*** Opening of Supplied data ***

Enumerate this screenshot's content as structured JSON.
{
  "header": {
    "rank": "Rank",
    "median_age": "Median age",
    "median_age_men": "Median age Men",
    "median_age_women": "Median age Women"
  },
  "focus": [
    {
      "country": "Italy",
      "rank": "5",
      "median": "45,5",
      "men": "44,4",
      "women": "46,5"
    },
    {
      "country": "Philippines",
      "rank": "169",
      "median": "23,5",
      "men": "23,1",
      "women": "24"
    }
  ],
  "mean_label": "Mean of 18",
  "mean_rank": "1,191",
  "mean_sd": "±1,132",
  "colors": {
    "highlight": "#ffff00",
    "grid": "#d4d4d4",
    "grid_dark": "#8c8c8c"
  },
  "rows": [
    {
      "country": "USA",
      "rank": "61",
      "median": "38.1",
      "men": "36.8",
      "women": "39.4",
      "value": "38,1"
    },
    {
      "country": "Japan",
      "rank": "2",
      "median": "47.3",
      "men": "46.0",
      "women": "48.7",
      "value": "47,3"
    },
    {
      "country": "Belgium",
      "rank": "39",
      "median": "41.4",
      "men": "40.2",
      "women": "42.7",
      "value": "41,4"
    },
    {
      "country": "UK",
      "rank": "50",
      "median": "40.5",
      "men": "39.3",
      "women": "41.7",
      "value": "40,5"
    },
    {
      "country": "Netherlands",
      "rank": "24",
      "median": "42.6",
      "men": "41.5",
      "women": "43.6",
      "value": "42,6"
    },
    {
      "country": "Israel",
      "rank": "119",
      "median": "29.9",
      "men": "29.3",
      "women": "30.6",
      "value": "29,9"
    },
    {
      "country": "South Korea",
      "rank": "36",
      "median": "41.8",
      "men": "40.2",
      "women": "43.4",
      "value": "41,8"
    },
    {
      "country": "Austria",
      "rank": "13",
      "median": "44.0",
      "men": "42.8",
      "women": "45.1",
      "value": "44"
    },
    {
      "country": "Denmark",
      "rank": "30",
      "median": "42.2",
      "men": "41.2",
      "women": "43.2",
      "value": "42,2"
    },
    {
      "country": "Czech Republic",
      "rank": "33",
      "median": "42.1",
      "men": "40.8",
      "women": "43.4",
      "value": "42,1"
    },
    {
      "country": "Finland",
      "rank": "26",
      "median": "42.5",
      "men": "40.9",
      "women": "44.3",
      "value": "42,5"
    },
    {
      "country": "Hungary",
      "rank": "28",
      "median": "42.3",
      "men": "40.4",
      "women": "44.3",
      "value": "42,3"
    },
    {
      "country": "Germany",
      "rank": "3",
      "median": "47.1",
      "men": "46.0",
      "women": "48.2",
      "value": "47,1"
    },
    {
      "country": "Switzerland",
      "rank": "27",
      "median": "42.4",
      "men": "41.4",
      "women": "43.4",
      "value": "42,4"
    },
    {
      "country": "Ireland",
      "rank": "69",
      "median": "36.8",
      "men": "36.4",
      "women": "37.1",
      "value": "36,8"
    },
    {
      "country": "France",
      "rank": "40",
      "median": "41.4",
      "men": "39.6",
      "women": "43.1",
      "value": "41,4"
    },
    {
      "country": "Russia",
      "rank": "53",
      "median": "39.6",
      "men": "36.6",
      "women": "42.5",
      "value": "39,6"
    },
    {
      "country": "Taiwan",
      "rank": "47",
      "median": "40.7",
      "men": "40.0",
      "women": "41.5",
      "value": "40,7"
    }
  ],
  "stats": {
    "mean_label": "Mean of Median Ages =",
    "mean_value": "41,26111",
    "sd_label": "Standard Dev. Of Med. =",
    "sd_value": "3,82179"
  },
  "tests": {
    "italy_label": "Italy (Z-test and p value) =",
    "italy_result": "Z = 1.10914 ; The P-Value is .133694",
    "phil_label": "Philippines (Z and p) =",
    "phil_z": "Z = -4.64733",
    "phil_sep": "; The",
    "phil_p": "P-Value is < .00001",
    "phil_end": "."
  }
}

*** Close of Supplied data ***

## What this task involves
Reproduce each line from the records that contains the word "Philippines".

## Answer
      "country": "Philippines",
    "phil_label": "Philippines (Z and p) =",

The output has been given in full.